“Some of the fake fur is saying that it’s being developed using recycled plastic, and that’s great, however, it’s still plastic,” Oaten added, saying that aside from the chemicals currently involved in the dressing and dyeing processes, real fur “really is a sustainable product.”
Faux fur, like real fur, sheds. That’s important because “it’s going to put more small, tiny fibers into the ocean,” Jeffrey Silberman, chairperson of the textile development and marketing department at the Fashion Institute of Technology in New York, told HuffPost.
Silberman pointed out that when those small fibers fall off our faux fur coats, they could end up in our oceans or landfills and won’t biodegrade. (For added context, millions of tons of textile waste, of which faux fur coats and their fibers are included, are generated in the United States every year.) So, while a few synthetic fibers might not convince you that faux fur is harmful to the environment, just picture the damage when piles of faux fur coats end up in landfills.
But others stand by faux fur as a positive alternative to real fur
For one thing, faux fur does not require animals to be killed in order for it to be made.

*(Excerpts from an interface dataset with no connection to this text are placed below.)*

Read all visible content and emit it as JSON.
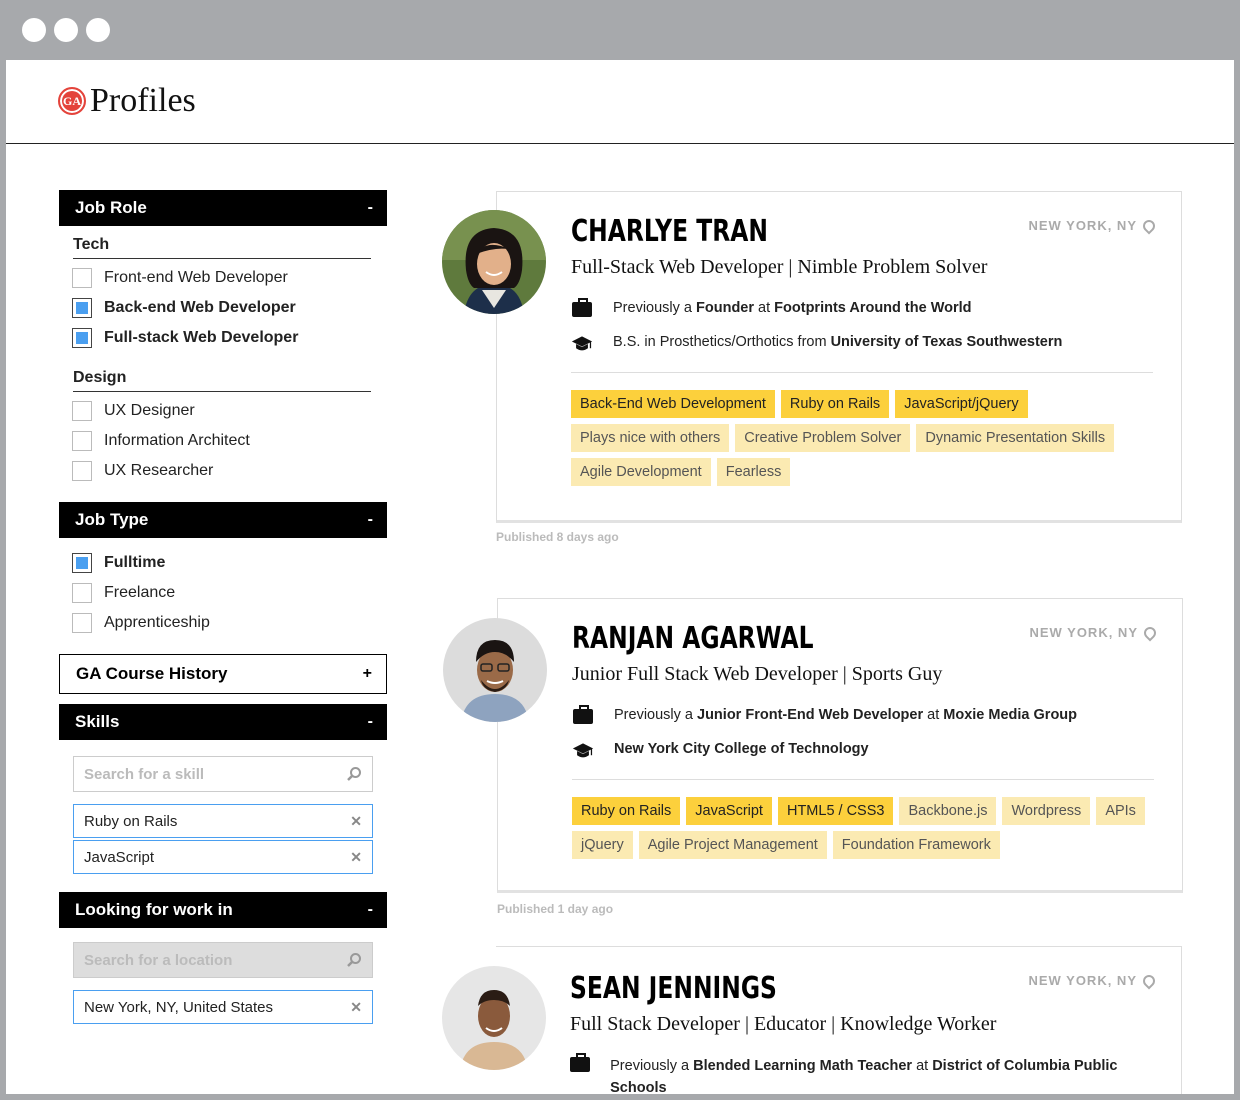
{
  "app": {
    "logo_badge": "GA",
    "title": "Profiles"
  },
  "filters": {
    "job_role": {
      "label": "Job Role",
      "toggle": "-",
      "groups": [
        {
          "label": "Tech",
          "items": [
            {
              "label": "Front-end Web Developer",
              "checked": false
            },
            {
              "label": "Back-end Web Developer",
              "checked": true
            },
            {
              "label": "Full-stack Web Developer",
              "checked": true
            }
          ]
        },
        {
          "label": "Design",
          "items": [
            {
              "label": "UX Designer",
              "checked": false
            },
            {
              "label": "Information Architect",
              "checked": false
            },
            {
              "label": "UX Researcher",
              "checked": false
            }
          ]
        }
      ]
    },
    "job_type": {
      "label": "Job Type",
      "toggle": "-",
      "items": [
        {
          "label": "Fulltime",
          "checked": true
        },
        {
          "label": "Freelance",
          "checked": false
        },
        {
          "label": "Apprenticeship",
          "checked": false
        }
      ]
    },
    "course_history": {
      "label": "GA Course History",
      "toggle": "+"
    },
    "skills": {
      "label": "Skills",
      "toggle": "-",
      "search_placeholder": "Search for a skill",
      "selected": [
        "Ruby on Rails",
        "JavaScript"
      ]
    },
    "location": {
      "label": "Looking for work in",
      "toggle": "-",
      "search_placeholder": "Search for a location",
      "selected": [
        "New York, NY, United States"
      ]
    }
  },
  "profiles": [
    {
      "name": "CHARLYE TRAN",
      "location": "NEW YORK, NY",
      "tagline": "Full-Stack Web Developer | Nimble Problem Solver",
      "work": {
        "prefix": "Previously a ",
        "role": "Founder",
        "mid": " at ",
        "org": "Footprints Around the World"
      },
      "edu": {
        "prefix": "B.S. in Prosthetics/Orthotics from ",
        "school": "University of Texas Southwestern"
      },
      "tags_hi": [
        "Back-End Web Development",
        "Ruby on Rails",
        "JavaScript/jQuery"
      ],
      "tags": [
        "Plays nice with others",
        "Creative Problem Solver",
        "Dynamic Presentation Skills",
        "Agile Development",
        "Fearless"
      ],
      "published": "Published 8 days ago"
    },
    {
      "name": "RANJAN AGARWAL",
      "location": "NEW YORK, NY",
      "tagline": "Junior Full Stack Web Developer | Sports Guy",
      "work": {
        "prefix": "Previously a ",
        "role": "Junior Front-End Web Developer",
        "mid": " at ",
        "org": "Moxie Media Group"
      },
      "edu": {
        "prefix": "",
        "school": "New York City College of Technology"
      },
      "tags_hi": [
        "Ruby on Rails",
        "JavaScript",
        "HTML5 / CSS3"
      ],
      "tags": [
        "Backbone.js",
        "Wordpress",
        "APIs",
        "jQuery",
        "Agile Project Management",
        "Foundation Framework"
      ],
      "published": "Published 1 day ago"
    },
    {
      "name": "SEAN JENNINGS",
      "location": "NEW YORK, NY",
      "tagline": "Full Stack Developer | Educator | Knowledge Worker",
      "work": {
        "prefix": "Previously a ",
        "role": "Blended Learning Math Teacher",
        "mid": " at ",
        "org": "District of Columbia Public Schools"
      }
    }
  ],
  "colors": {
    "accent_checkbox": "#4a9ff0",
    "tag_highlight": "#fcd03c",
    "tag_soft": "#fbeab2",
    "logo_red": "#e4433b"
  }
}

According to Joshua Katcher, designer and author of Fashion Animals who spoke to HuffPost earlier this month, “This idea that fur is somehow natural because it comes from an animal is a very surface, shallow argument.”
“Once you look beneath the surface of that, it’s clear that fur is not sustainable,” he added. “Nature designed skin to decompose. When an animal dies, the skin and hair that’s attached to it degrade and go back into the earth. So when you think about what they have to do to that piece of skin to get it to not decompose while you’re wearing it ... it is a list of chemicals [a lot of which] are petrochemicals. They’re not innocent, the fur industry.”

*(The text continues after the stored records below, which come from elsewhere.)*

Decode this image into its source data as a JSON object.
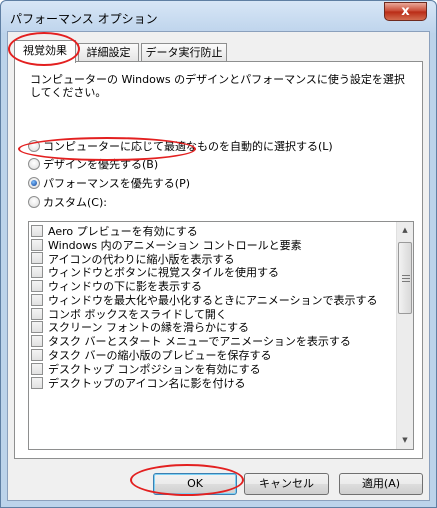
{
  "window": {
    "title": "パフォーマンス オプション",
    "close_glyph": "x"
  },
  "tabs": [
    {
      "label": "視覚効果",
      "active": true
    },
    {
      "label": "詳細設定",
      "active": false
    },
    {
      "label": "データ実行防止",
      "active": false
    }
  ],
  "visual_effects": {
    "description": "コンピューターの Windows のデザインとパフォーマンスに使う設定を選択してください。",
    "radio_options": [
      {
        "label": "コンピューターに応じて最適なものを自動的に選択する(L)",
        "checked": false
      },
      {
        "label": "デザインを優先する(B)",
        "checked": false
      },
      {
        "label": "パフォーマンスを優先する(P)",
        "checked": true
      },
      {
        "label": "カスタム(C):",
        "checked": false
      }
    ],
    "effects": [
      {
        "label": "Aero プレビューを有効にする",
        "checked": false
      },
      {
        "label": "Windows 内のアニメーション コントロールと要素",
        "checked": false
      },
      {
        "label": "アイコンの代わりに縮小版を表示する",
        "checked": false
      },
      {
        "label": "ウィンドウとボタンに視覚スタイルを使用する",
        "checked": false
      },
      {
        "label": "ウィンドウの下に影を表示する",
        "checked": false
      },
      {
        "label": "ウィンドウを最大化や最小化するときにアニメーションで表示する",
        "checked": false
      },
      {
        "label": "コンボ ボックスをスライドして開く",
        "checked": false
      },
      {
        "label": "スクリーン フォントの縁を滑らかにする",
        "checked": false
      },
      {
        "label": "タスク バーとスタート メニューでアニメーションを表示する",
        "checked": false
      },
      {
        "label": "タスク バーの縮小版のプレビューを保存する",
        "checked": false
      },
      {
        "label": "デスクトップ コンポジションを有効にする",
        "checked": false
      },
      {
        "label": "デスクトップのアイコン名に影を付ける",
        "checked": false
      }
    ]
  },
  "buttons": {
    "ok": "OK",
    "cancel": "キャンセル",
    "apply": "適用(A)"
  },
  "scrollbar": {
    "up_glyph": "▲",
    "down_glyph": "▼"
  },
  "colors": {
    "annotation": "#e32020",
    "title_gradient": "#bed4ec",
    "close_button": "#c7442f"
  }
}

The faux fur industry isn’t innocent either, Katcher said, but instead of focusing on what’s wrong with both industries, he urged people to focus on finding solutions for the future.
As HuffPost previously reported, there are plenty of technological innovations out there that may lead to faux fur (and faux leather, for that matter) alternatives that are more sustainable. Companies like Piñatex and Modern Meadow are using natural materials to create convincing faux leathers and Parley For The Oceans is turning ocean plastic into knit running shoes. Surely, it’s only a matter of time before we start seeing people creating similarly convincing faux furs with a smaller environmental footprint.

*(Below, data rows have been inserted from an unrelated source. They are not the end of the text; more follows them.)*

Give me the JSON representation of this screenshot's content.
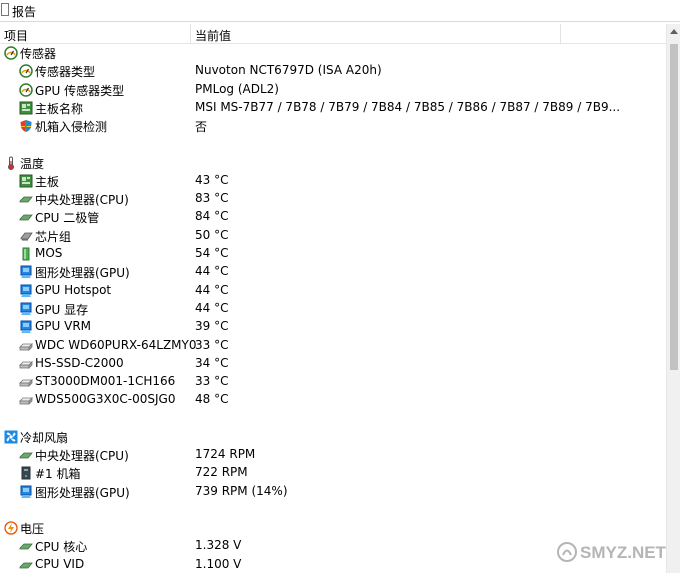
{
  "toolbar": {
    "title": "报告"
  },
  "columns": {
    "item": "项目",
    "value": "当前值"
  },
  "rows": [
    {
      "kind": "group",
      "icon": "sensor-gauge-icon",
      "name": "传感器",
      "value": ""
    },
    {
      "kind": "item",
      "icon": "sensor-gauge-icon",
      "name": "传感器类型",
      "value": "Nuvoton NCT6797D  (ISA A20h)"
    },
    {
      "kind": "item",
      "icon": "gpu-sensor-icon",
      "name": "GPU 传感器类型",
      "value": "PMLog  (ADL2)"
    },
    {
      "kind": "item",
      "icon": "motherboard-icon",
      "name": "主板名称",
      "value": "MSI MS-7B77 / 7B78 / 7B79 / 7B84 / 7B85 / 7B86 / 7B87 / 7B89 / 7B9..."
    },
    {
      "kind": "item",
      "icon": "shield-icon",
      "name": "机箱入侵检测",
      "value": "否"
    },
    {
      "kind": "spacer"
    },
    {
      "kind": "group",
      "icon": "thermometer-icon",
      "name": "温度",
      "value": ""
    },
    {
      "kind": "item",
      "icon": "motherboard-icon",
      "name": "主板",
      "value": "43 °C"
    },
    {
      "kind": "item",
      "icon": "cpu-icon",
      "name": "中央处理器(CPU)",
      "value": "83 °C"
    },
    {
      "kind": "item",
      "icon": "cpu-icon",
      "name": "CPU 二极管",
      "value": "84 °C"
    },
    {
      "kind": "item",
      "icon": "chipset-icon",
      "name": "芯片组",
      "value": "50 °C"
    },
    {
      "kind": "item",
      "icon": "mos-icon",
      "name": "MOS",
      "value": "54 °C"
    },
    {
      "kind": "item",
      "icon": "gpu-icon",
      "name": "图形处理器(GPU)",
      "value": "44 °C"
    },
    {
      "kind": "item",
      "icon": "gpu-icon",
      "name": "GPU Hotspot",
      "value": "44 °C"
    },
    {
      "kind": "item",
      "icon": "gpu-icon",
      "name": "GPU 显存",
      "value": "44 °C"
    },
    {
      "kind": "item",
      "icon": "gpu-icon",
      "name": "GPU VRM",
      "value": "39 °C"
    },
    {
      "kind": "item",
      "icon": "hard-drive-icon",
      "name": "WDC WD60PURX-64LZMY0",
      "value": "33 °C"
    },
    {
      "kind": "item",
      "icon": "hard-drive-icon",
      "name": "HS-SSD-C2000",
      "value": "34 °C"
    },
    {
      "kind": "item",
      "icon": "hard-drive-icon",
      "name": "ST3000DM001-1CH166",
      "value": "33 °C"
    },
    {
      "kind": "item",
      "icon": "hard-drive-icon",
      "name": "WDS500G3X0C-00SJG0",
      "value": "48 °C"
    },
    {
      "kind": "spacer"
    },
    {
      "kind": "group",
      "icon": "fan-icon",
      "name": "冷却风扇",
      "value": ""
    },
    {
      "kind": "item",
      "icon": "cpu-icon",
      "name": "中央处理器(CPU)",
      "value": "1724 RPM"
    },
    {
      "kind": "item",
      "icon": "case-icon",
      "name": "#1 机箱",
      "value": "722 RPM"
    },
    {
      "kind": "item",
      "icon": "gpu-icon",
      "name": "图形处理器(GPU)",
      "value": "739 RPM  (14%)"
    },
    {
      "kind": "spacer"
    },
    {
      "kind": "group",
      "icon": "voltage-icon",
      "name": "电压",
      "value": ""
    },
    {
      "kind": "item",
      "icon": "cpu-icon",
      "name": "CPU 核心",
      "value": "1.328 V"
    },
    {
      "kind": "item",
      "icon": "cpu-icon",
      "name": "CPU VID",
      "value": "1.100 V"
    }
  ],
  "watermark": "SMYZ.NET"
}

One thing’s for sure: The debate won’t be settled overnight
Faux furs, Silberman noted, might be contributing plastic to our oceans and our landfills, but they’re also not made of dead animals. As a result, he suggested there may not be an answer as to which textile is right or wrong, better or worse.
“Unless you want to say, which is causing more harm? And I think that would have to do with [a] person’s own perceptions about killing animals as well as how much of each [material] is being sold,” he said.
There have been studies that support both sides of the argument ― one 2012 study concluded that real fur had a smaller environmental impact and was better for human health than faux fur, while another study from 2013 found that natural mink fur almost always has a more negative environmental impact than faux fur. It’s unlikely either side will drastically change its views any time soon.
When all is said and done, plastic is plastic, and it’s harmful to our planet when it’s not properly recycled. Schecter, the vice president at Sommers Plastic Products, said that frankly, faux fur “will always be made out of petrochemicals at this stage. I know there’s a lot of work being done on bioengineered products ― leathers and such ― but they’re not really ready for prime time or mass marketing.”
That doesn’t mean faux fur coats are the enemy and should be avoided at all costs, but be aware of what they’re made of and how they can be harmful to the environment. That’s a step in the right direction.
This series is funded by SC Johnson. All content is editorially independent, with no influence or input from the company.